LPFGs are intrinsically sensitive to changes of the external refractive index and, therefore, they are used as refractometers [14, 18, 47, 48, 61, 65, 81, 116151]. As discussed in [18] standard arc-induced LPFGs are limited to resolutions of about 10−3 in changes of the refractive index and, therefore, several techniques such as tapering, etching, and bending or by implementing interferometric configurations have been applied in order to improve their resolution. Another limitation is related to the value of the ambient refractive index to be monitored since the sensitivity increases as it approaches the cladding refractive index but, in general, one works with aqueous solutions with a refractive index around 1.33. Moreover, the resonance wavelengths do not change for external medium with a refractive index above that of the cladding. These constraints can be overcome by using thin films and recently several applications based on coated arc-induced LPFGs have been proposed [123134]. Some examples include monitoring the quality of fried oils [125] and olive oil [126], measure humidity [127], CO2 [131], or detect the presence of E. coli [132]. Figure 16 exemplifies the use of titanium dioxide coatings in order to be able to detect changes in olive oil which possesses a refractive index above that of the cladding.

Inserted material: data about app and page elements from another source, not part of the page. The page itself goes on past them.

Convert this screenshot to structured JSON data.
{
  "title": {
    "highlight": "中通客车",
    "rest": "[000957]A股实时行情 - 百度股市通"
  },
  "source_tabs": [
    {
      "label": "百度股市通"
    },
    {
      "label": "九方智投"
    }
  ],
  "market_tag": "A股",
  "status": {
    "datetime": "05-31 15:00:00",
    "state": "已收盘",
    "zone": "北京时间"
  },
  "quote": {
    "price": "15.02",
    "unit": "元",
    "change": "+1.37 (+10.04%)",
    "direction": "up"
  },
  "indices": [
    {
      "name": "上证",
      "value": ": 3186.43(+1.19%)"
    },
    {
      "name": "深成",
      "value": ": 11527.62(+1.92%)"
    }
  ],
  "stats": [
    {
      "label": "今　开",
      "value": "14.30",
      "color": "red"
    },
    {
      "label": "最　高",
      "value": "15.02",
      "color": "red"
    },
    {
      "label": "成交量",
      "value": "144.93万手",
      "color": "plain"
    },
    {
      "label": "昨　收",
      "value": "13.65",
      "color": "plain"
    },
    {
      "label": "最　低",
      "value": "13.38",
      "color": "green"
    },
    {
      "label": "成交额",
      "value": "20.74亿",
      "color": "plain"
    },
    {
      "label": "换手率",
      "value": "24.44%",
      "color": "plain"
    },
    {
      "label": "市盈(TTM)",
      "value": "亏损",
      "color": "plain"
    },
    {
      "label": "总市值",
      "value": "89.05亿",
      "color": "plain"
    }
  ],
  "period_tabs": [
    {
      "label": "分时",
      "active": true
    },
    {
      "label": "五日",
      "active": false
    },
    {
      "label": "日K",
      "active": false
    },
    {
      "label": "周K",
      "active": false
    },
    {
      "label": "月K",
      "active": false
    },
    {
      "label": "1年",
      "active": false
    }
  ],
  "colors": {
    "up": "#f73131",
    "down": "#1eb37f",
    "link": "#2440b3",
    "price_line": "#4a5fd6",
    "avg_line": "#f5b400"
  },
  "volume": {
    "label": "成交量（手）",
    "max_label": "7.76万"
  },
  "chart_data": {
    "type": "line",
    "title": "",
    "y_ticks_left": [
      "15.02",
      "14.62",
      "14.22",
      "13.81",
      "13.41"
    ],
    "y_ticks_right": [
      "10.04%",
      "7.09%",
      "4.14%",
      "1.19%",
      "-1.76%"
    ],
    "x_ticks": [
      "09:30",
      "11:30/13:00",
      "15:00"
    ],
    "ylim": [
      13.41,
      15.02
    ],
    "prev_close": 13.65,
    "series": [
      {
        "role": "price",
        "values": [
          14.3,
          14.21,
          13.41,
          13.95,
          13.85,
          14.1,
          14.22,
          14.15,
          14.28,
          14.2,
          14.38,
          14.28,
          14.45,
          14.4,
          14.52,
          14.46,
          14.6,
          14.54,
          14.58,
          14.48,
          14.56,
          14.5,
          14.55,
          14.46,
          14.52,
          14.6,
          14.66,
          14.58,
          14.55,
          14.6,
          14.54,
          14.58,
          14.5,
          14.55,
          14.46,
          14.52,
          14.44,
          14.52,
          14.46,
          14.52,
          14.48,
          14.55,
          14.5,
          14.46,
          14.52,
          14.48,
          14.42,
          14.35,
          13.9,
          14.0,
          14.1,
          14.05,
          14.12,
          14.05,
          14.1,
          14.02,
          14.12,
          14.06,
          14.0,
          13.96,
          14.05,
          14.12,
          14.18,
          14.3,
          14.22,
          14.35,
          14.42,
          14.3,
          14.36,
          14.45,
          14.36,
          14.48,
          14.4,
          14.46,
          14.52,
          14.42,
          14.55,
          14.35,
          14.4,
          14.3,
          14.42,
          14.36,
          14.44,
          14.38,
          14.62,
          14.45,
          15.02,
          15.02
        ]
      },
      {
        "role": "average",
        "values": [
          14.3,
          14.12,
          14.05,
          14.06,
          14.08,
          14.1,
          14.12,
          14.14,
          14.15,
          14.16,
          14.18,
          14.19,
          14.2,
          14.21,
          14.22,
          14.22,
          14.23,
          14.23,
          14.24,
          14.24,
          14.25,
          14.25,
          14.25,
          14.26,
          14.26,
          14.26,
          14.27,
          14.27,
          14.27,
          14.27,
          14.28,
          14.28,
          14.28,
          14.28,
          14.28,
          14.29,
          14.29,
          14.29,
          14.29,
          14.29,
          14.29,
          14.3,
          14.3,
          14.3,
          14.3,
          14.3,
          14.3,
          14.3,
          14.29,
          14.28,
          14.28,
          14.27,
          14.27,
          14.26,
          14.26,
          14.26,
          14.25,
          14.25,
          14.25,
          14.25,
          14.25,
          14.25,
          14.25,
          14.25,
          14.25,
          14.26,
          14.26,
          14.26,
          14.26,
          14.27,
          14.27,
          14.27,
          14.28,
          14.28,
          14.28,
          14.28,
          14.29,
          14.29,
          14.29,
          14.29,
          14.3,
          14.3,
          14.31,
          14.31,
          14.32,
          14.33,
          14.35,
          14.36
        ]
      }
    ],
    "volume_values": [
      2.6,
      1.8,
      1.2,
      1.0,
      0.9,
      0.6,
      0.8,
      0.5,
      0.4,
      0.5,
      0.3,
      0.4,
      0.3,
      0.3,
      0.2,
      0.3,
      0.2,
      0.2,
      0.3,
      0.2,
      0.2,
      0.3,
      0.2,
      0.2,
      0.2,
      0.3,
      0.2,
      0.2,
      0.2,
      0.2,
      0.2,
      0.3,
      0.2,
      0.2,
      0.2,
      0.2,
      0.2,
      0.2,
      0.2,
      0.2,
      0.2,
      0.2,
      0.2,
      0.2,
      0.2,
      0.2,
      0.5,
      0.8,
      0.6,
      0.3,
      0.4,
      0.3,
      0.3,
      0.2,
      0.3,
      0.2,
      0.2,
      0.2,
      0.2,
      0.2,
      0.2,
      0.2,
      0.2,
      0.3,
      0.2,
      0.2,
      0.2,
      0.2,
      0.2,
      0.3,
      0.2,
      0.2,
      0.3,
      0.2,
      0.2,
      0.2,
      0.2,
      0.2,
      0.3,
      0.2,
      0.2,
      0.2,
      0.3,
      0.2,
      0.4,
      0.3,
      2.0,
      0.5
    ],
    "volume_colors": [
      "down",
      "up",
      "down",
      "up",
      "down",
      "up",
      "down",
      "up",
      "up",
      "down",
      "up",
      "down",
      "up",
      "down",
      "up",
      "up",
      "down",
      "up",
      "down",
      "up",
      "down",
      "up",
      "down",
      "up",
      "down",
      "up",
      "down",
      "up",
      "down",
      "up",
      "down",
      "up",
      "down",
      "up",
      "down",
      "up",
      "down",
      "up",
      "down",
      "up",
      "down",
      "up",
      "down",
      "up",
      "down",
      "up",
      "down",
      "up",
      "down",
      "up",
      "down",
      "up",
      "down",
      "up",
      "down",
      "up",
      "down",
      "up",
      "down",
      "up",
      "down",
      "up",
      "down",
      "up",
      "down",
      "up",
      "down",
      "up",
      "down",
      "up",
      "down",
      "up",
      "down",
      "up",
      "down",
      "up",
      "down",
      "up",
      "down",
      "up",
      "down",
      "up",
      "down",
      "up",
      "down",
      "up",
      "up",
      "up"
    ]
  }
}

Another recent milestone was the possibility to arc-induce gratings in the turning points [47, 48] with periods as short as 148 μm [49]. Therefore, and despite the fact that cross sensitivity issues need to be properly addressed, the combination of strong arc-induced gratings in the vicinity of the turning points coated with thin films in the transition region opens the possibility of reaching resolutions of the order of 10−6 [135]. Furthermore, it was demonstrated that the initial coupling strength of the grating is determinant in order to avoid the fading out of the resonance in the transition region [136]. Recently, Del Villar also demonstrated that additionally to the previous methods, the etching of the fiber cladding can be used to further increase the sensitivity of the gratings reaching potential sensitivities of the order of 1.4 × 105 nm/RIU [137]. Smietana et al. demonstrated the possibility of tuning the characteristics of LPFGs coated with diamond-like carbon nano-layers by using reactive ion etching [138, 139]. Finally, it should be stressed that these gratings can work in reflection configuration [72]. Thus, we have now all means to produce high sensitivity optical refractometers based on coated arc-induced gratings.

5. Conclusions

In this paper we review the issues related to arc-induced gratings, addressing both the research groups that are working worldwide with the technology and their main achievements. In particular, we highlighted the issues concerning the reproducibility of the technique, the mechanisms of gratings formation, and the possibility of inscribing LPFGs in the turning points. We are now in the presence of a technology with a degree of development that enables the fabrication, at a reduced cost, of high sensitivity refractometric sensors and also temperature sensors for extreme environments, namely, to perform at cryogenic and high temperatures. On the other hand, the mass production of sensors based on arc-induced gratings will require the control of the environment where the discharges occur, in order to prevent or mitigate electrodes degradation, and the intrinsic gratings cross sensitivity to other physical parameters also demands for some product engineering attention.

Conflict of Interests

The author declares that there is no conflict of interests regarding the publication of this paper.


This work is financed by the ERDF, European Regional Development Fund, through the Operational Programme for Competitiveness and Internationalisation, COMPETE 2020 Programme, and by National Funds through the FCT, Fundação para a Ciência e a Tecnologia (Portuguese Foundation for Science and Technology) within Project “POCI-01-0145-FEDER-006961.” The author would like to thank O. Ivanov, P. Caldas, C. Colaço, and J. L. Santos for their contribution and valuable comments. The author also would like to thank L. Coelho for supplying Figure 16.